Lone Star Tick May Cause Meat Allergies, Adds Insult to Injury
The Lone Star tick really knows how to party, because after biting a person and sucking out their blood and totally invading their personal space and terrifying them on the way home from the beach, the insect actually may leave victims with an allergy to meat and unable to eat tasty, tasty hamburgers for an unspecified period of time.
The Lone Star tick is not a new discovery in and of itself — it’s not even an invasive species, found all up and down the United States. Yes, the Lone Star tick has been hitching a ride in your boxers for a long time in the US — but the connection between the little nibbler and meat allergies is a new and terrifying development in the horrible things bugs do to us without our knowledge.
The Lone Star tick’s bizarre and unwanted powers are a new find, after many patients in the south and up the East Coast began presenting with the symptoms of a meat allergy and one linkable feature in common. Every patient with the specific type of allergy (galactose-alpha-1,3-galactose, or “alpha-gal,” which kind of sounds like the foil to Captain America) was also bitten at some point by a Lone Star tick.
The Lone Star tick and alpha-gal link was first mentioned in published research by two University of Virginia allergists. One of the experts, Dr. Scott Commins, explains:
“People will eat beef and then anywhere from three to six hours later start having a reaction; anything from hives to full-blown anaphylactic shock… And most people want to avoid having the reaction, so they try to stay away from the food that triggers it.”
Dr. Erin McGintee has seen cases of the Lone Star tick-induced allergy in New York, and she explains:
“Intellectually, it’s such a cool allergy on so many levels… It’s a sugar, not a protein, and most food allergies occur in response to a protein antigen.”
Perhaps, but it also sucks, because no hamburgers.

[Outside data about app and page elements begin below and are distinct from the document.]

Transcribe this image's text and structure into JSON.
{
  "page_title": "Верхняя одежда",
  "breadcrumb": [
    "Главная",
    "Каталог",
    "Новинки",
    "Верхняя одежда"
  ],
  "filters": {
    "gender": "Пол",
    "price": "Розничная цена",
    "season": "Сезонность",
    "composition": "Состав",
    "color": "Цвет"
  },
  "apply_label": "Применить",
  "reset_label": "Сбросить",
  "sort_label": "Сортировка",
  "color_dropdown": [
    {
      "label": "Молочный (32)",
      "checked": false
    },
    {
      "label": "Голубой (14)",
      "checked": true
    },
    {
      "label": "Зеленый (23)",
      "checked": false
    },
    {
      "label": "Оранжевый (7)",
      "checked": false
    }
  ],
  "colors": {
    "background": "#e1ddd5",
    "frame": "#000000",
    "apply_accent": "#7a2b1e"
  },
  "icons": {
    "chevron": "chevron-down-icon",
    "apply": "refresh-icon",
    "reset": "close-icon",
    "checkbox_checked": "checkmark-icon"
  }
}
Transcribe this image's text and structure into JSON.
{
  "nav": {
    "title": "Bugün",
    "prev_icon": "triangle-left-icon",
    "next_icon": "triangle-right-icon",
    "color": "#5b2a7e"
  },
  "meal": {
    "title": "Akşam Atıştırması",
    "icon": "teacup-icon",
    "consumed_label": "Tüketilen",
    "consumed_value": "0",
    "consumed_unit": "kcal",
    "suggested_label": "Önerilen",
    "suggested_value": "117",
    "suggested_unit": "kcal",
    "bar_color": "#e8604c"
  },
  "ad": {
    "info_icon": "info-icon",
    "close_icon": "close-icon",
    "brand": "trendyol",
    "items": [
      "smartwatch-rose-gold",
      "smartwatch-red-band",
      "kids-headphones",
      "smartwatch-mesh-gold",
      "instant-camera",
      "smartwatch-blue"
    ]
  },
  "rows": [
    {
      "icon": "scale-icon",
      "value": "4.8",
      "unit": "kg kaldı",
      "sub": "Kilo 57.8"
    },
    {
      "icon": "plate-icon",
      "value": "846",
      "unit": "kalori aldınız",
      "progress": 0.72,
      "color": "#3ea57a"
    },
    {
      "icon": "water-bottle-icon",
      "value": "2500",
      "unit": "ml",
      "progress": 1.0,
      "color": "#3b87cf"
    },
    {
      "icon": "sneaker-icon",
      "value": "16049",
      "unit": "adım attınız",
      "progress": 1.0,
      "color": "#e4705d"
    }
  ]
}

Currently, Lone Star tick bite sufferers are SOL on that count as well — there is no known way to treat meat allergies.